  9. Raymond Chen says:

    Send To menu coloring: That’s just a bug.

    I don’t know how the sort shading color is calculated.

  10. J. Edward Sanchez says:

    Yes, it’s just a very simple — but not quite standard — luminance computation.

    I once wrote a program that allowed the user to specify any color for the desktop icon text and background (including transparent, of course).

    I wanted to provide a way for the user to specify "Automatic (Windows default)" for the desktop icon text, so I had to figure out precisely how Windows decided whether to make the text black or white.

    After some trial and error, I was able to come up with a simple algorithm that matched Windows’ under all circumstances:

    if ((2 * GetRValue(dwColorBack) + 5 * GetGValue(dwColorBack) + GetBValue(dwColorBack)) > 0x400)

    dwColorText = 0x00000000;


    dwColorText = 0x00FFFFFF;

    (I don’t know how to format code properly in these blog comments. If the above comes up garbled or hard to read, please feel free to fix it, Raymond. BTW, what tags are supported here?)

    The luminance formula that Windows uses strikes me as a little sloppy compared to most of the ones you’ll find. I suspect that this is due to a bit of optimization, which allows the computation to be done entirely in integer math. Since the luminance is needed only for a rough estimate of "light" or "dark" anyway, this doesn’t really matter.

  11. Centaur says:

    Speaking of wrong color luminance formulae…
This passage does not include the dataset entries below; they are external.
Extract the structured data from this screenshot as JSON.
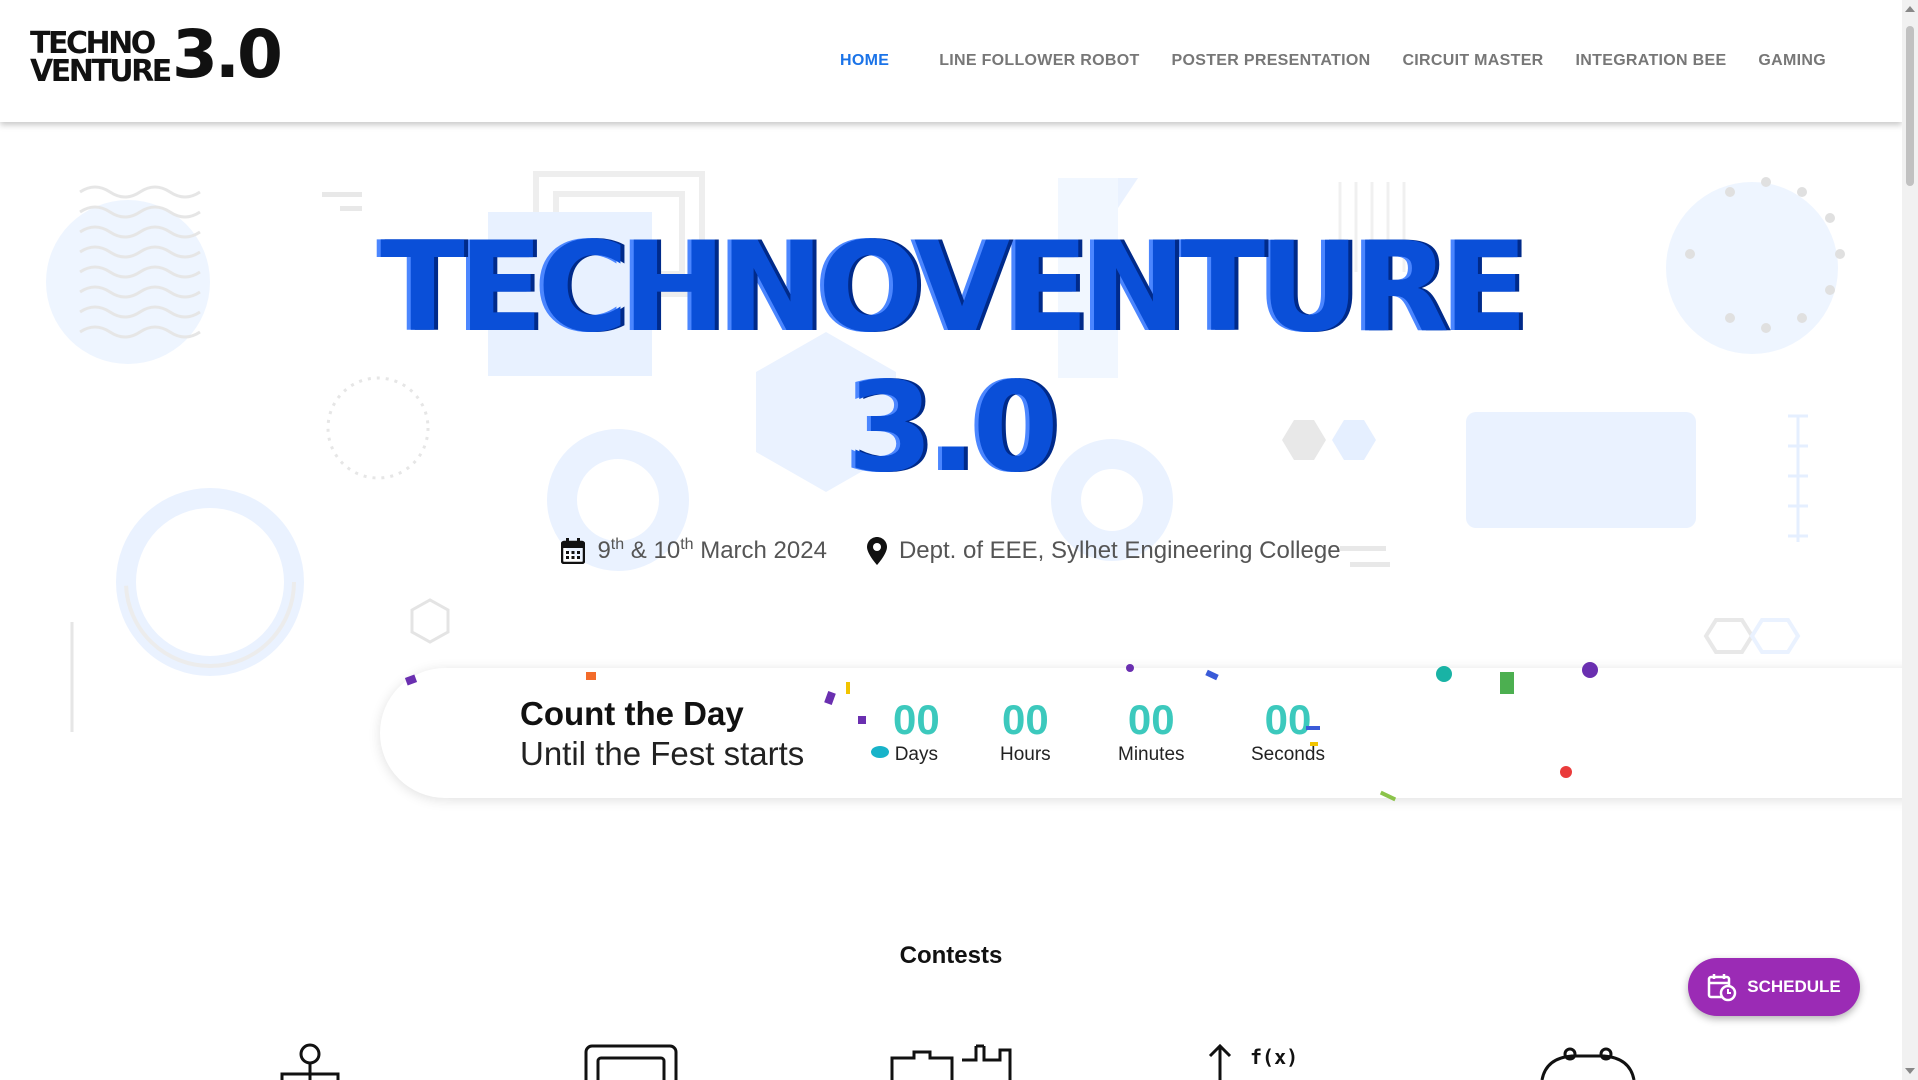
{
  "header": {
    "logo_line1": "TECHNO",
    "logo_line2": "VENTURE",
    "logo_version": "3.0",
    "nav": [
      {
        "label": "HOME",
        "active": true
      },
      {
        "label": "LINE FOLLOWER ROBOT"
      },
      {
        "label": "POSTER PRESENTATION"
      },
      {
        "label": "CIRCUIT MASTER"
      },
      {
        "label": "INTEGRATION BEE"
      },
      {
        "label": "GAMING"
      }
    ]
  },
  "hero": {
    "title": "TECHNOVENTURE",
    "version": "3.0",
    "date_day1": "9",
    "date_sup1": "th",
    "date_mid": " & 10",
    "date_sup2": "th",
    "date_tail": " March 2024",
    "location": "Dept. of EEE, Sylhet Engineering College"
  },
  "countdown": {
    "heading": "Count the Day",
    "subheading": "Until the Fest starts",
    "units": [
      {
        "value": "00",
        "label": "Days"
      },
      {
        "value": "00",
        "label": "Hours"
      },
      {
        "value": "00",
        "label": "Minutes"
      },
      {
        "value": "00",
        "label": "Seconds"
      }
    ]
  },
  "contests": {
    "heading": "Contests"
  },
  "fab": {
    "label": "SCHEDULE"
  },
  "colors": {
    "accent": "#1a73e8",
    "title_blue": "#0a4fd8",
    "count_teal": "#3cc9bd",
    "fab_purple": "#9b2bb5"
  }
}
    Remember how, when you click Start | Shut Down, the desktop slowly fades out to gray? Well, if you put up an image of a #0000FF bright blue square and a #FF0000 bright red circle, the square comes out brighter than the circle. The coefficients seem to be right, but their order is mixed up.

  12. mschaef says:

    Mr. Sanchez’s luminance forumula actually reminds me of the one Microsoft used to document back in QuickBasic 4.0 (IIRC, but I must admit I don’t remember what it was used for). Is this assigning different weights to different color channels typical of luminence calculations in general, or is this just a Microsoft thing?

  13. Petr Kadlec says:

    It’s a fact, nothing MS-specific. The coefficients are based on physical properties of a human eye. The most commonly used coefficients are 0.299, 0.587, 0.114 (IIRC it’s from NTSC standard).

  14. Ivo says:

    On a similar note, how do MS applications (Visual Studio for example) detect dark color schemes (High Contrast Black for example) so they can use different toolbar icons? Also, are the high contrast toolbar icons created automatically from the regular icons, or manually?

  15. DrPizza says:

    "On a similar note, how do MS applications (Visual Studio for example) detect dark color schemes (High Contrast Black for example) so they can use different toolbar icons?"

    How do they do it?

    Unreliably or not at all, in my experience.

    If they have an algorithm to do such a thing, I’ve not seen it, and I’ve seen plenty of dark colour schemes.

  16. Raymond Chen says:

    Commenting on this article has been closed.

Comments are closed.